The most important physical properties measured are the glass transition, crystallization and decomposition temperatures.
The four main techniques of thermal analysis, DSC, TGA, TMA, and DMA can be used to characterize polymers as a function of temperature over a wide temperature range, from –150 to 1600 °C.
In this Webinar, we will show how thermal analysis is used to investigate biopolymers and present some typical examples of samples measured by DSC, TGA, TMA or DMA.
In the webinar titled "Thermal Analysis of Biopolymers", we describe a number of techniques and methods that can be used to characterize the physical properties of biopolymers.

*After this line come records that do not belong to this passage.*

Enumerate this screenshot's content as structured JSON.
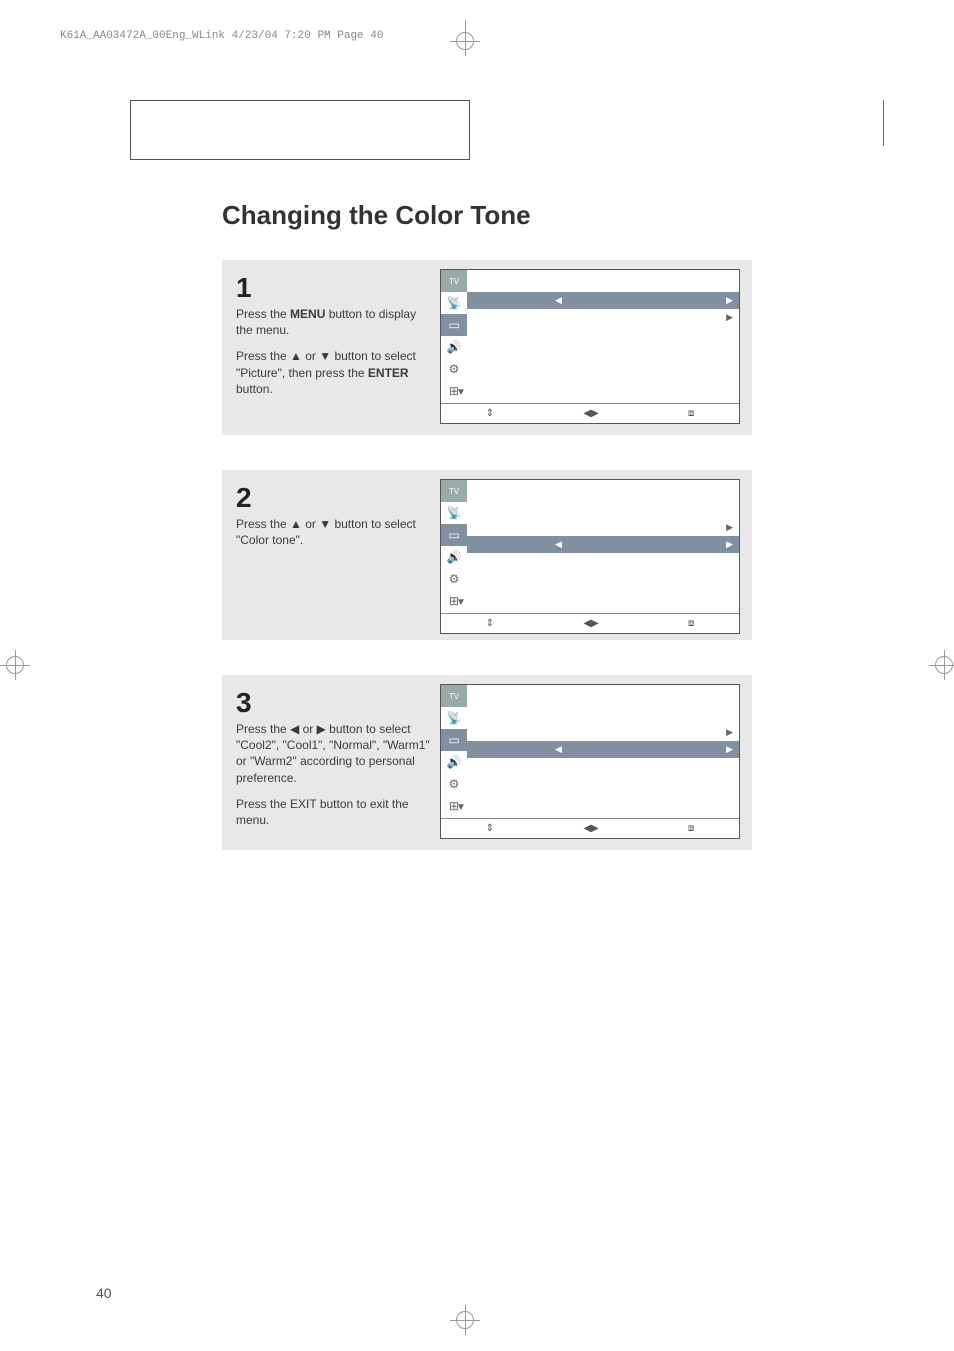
{
  "header_line": "K61A_AA03472A_00Eng_WLink  4/23/04  7:20 PM  Page 40",
  "title": "Changing the Color Tone",
  "page_number": "40",
  "steps": {
    "s1": {
      "num": "1",
      "p1_a": "Press the ",
      "p1_b": "MENU",
      "p1_c": " button to display the menu.",
      "p2_a": "Press the ▲ or ▼ button to select \"Picture\", then press the ",
      "p2_b": "ENTER",
      "p2_c": " button."
    },
    "s2": {
      "num": "2",
      "p1": "Press the ▲ or ▼ button to select \"Color tone\"."
    },
    "s3": {
      "num": "3",
      "p1": "Press the ◀ or ▶ button to select \"Cool2\", \"Cool1\",  \"Normal\", \"Warm1\" or \"Warm2\" according to personal preference.",
      "p2": "Press the EXIT button to exit the menu."
    }
  },
  "menu": {
    "tv": "TV",
    "more": "▼",
    "footer": {
      "ud": "⇕",
      "lr": "◀▶",
      "exit": "⧈"
    },
    "highlight_left": "◀",
    "highlight_right": "▶",
    "right_arrow": "▶"
  }
}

What is a biopolymer?
The terms biopolymers and bioplastics are not precisely defined and are often used differently. Frequently, the two expressions are used to mean plastics from bio-based raw materials, or to mean biologically degradable plastics. Many biopolymers satisfy both points.
With bio-based plastics, the main focus is on the source of the starting material, namely renewable raw materials in contrast to fossil petroleum oil. Not all bio-based polymers are biodegradable.
Biodegradable plastics are a source of food and energy for microorganisms and are decomposed through the metabolism of microorganisms or their enzymes to form carbon dioxide, water and biomass. These polymers are not necessarily produced from renewable raw materials.
Thermal analysis of biopolymers
The most important effects that can be analyzed by DSC are the glass transition, melting, crystallization behavior, reaction enthalpies and kinetics, and the influence of fillers.
For TGA, the main applications are content analysis and thermal stability.
TMA is normally used to study the expansion or shrinkage of materials.
DMA is the best method for characterizing the frequency-, force-, and amplitude-dependent mechanical behavior of materials.